Hussein has insisted that the PLO and Syria should be part of any peace talks with Israel, arguing there could be no peace unless all Arab-Israeli disputes were settled.

Syria demands return of the Golan Heights, lost to Israel in the 1967 Arab- Isreli war. Israel annexed the Golan, a mountain plateau on its northeast frontier, in 1981. America, Israel’s main backer, says the Golan should be discussed in peace negotiations.

Syria also demanded Arafat’s removal as PLO chairman and supports PLO groups who oppose the peace effort and who drove Arafat loyalists from Lebanon in 1983.

Despite all this, Arafat has expressed support for Jordanian-Syrian-PLO reconciliation.

Hussein’s letter blamed Syrian dissidents for poor Jordanian-Syrian relations and did not mention other divisive issues - the PLO, the Iran-Iraq war and purported Syrian-backed attacks on Jordanians abroad.

Syrian-Jordanian relations, close in the mid-1970s, were shaken in 1978 by differing reactions to Egyptian-Israeli peace moves. In 1980, Syria massed as many as 25,000 troops along its border with Jordan during an Arab summit meeting in Amman.

Since 1980, Jordanian and Palestinian officials have accused Syria of sponsoring attacks on Jordanian diplomats, airline offices and embassies abroad.

U.S. officials have cited the threat from Syria as one reason for selling Jordan $1.9 billion worth of sophisticated weapons.

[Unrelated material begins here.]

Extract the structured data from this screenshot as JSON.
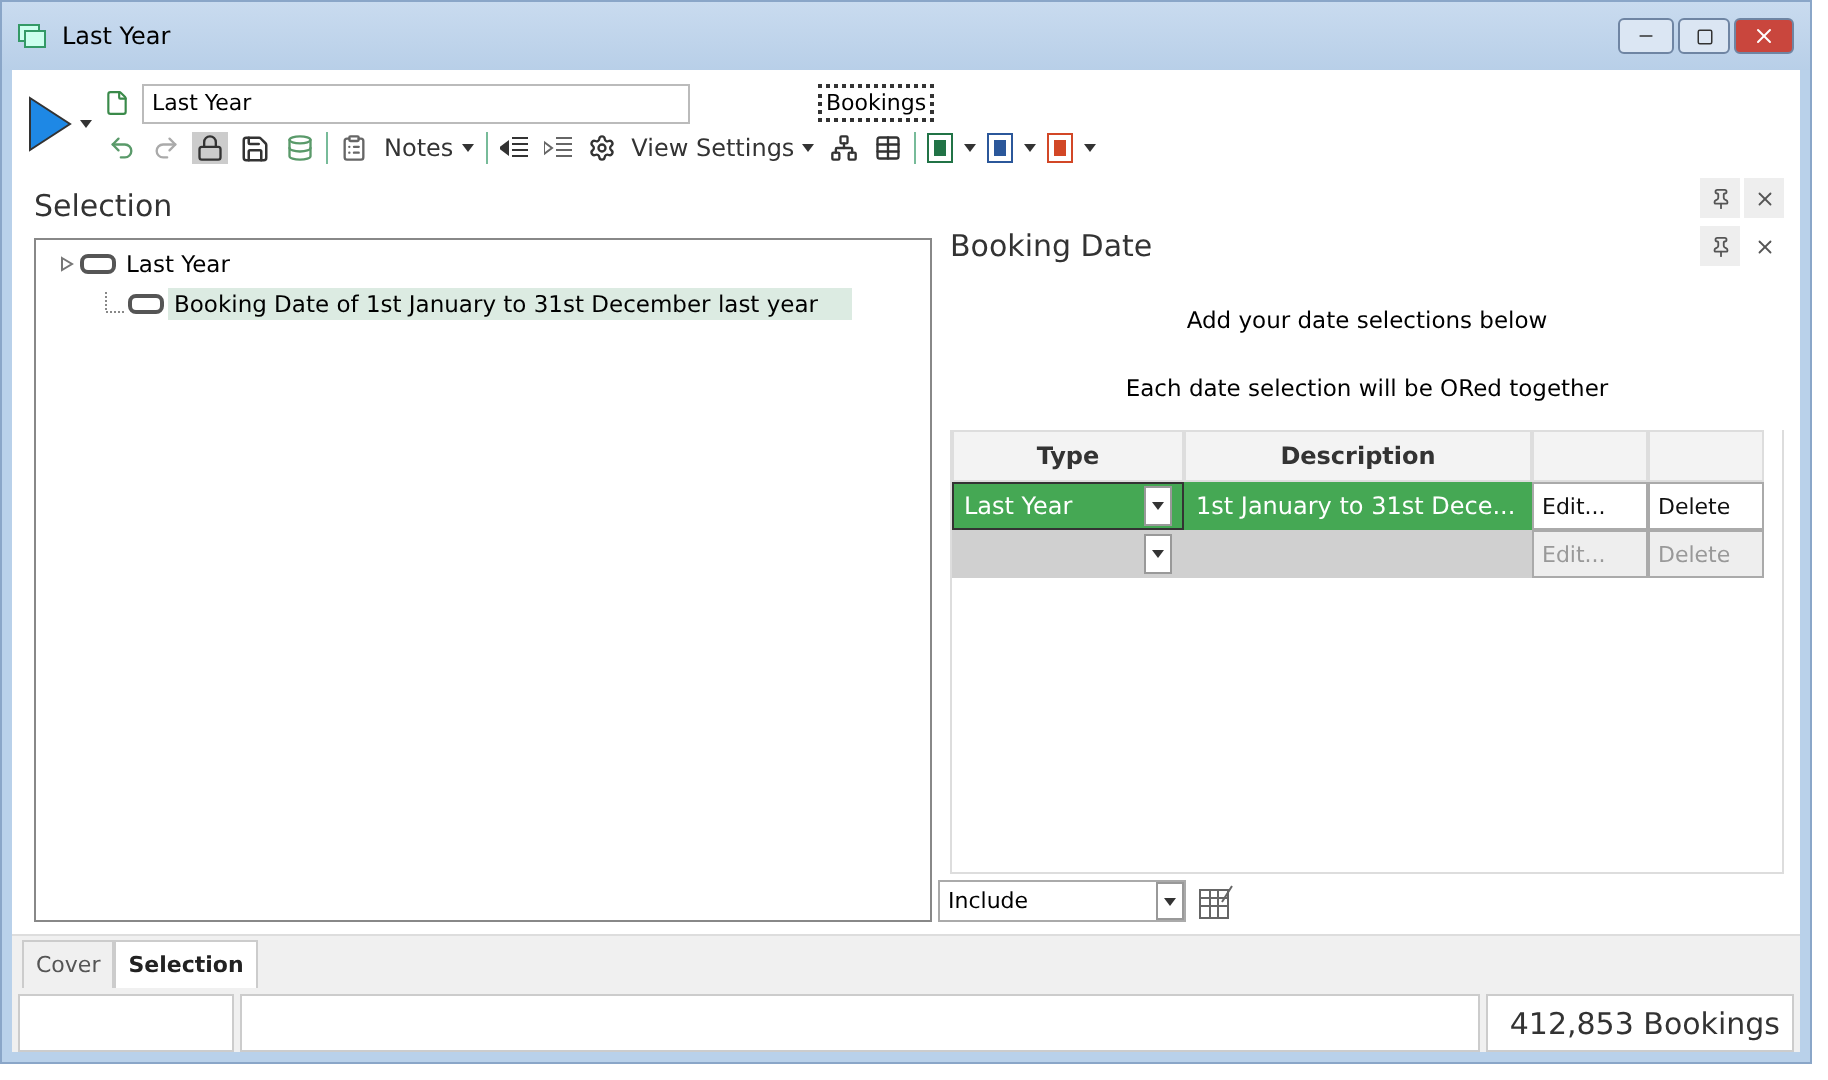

Meanwhile, Arafat flew to Baghdad, the capital of Iraq, from Cairo on Monday, a PLO official said. He said Arafat will preside over meetings of the PLO Executive Committee and of his mainstream Fatah faction.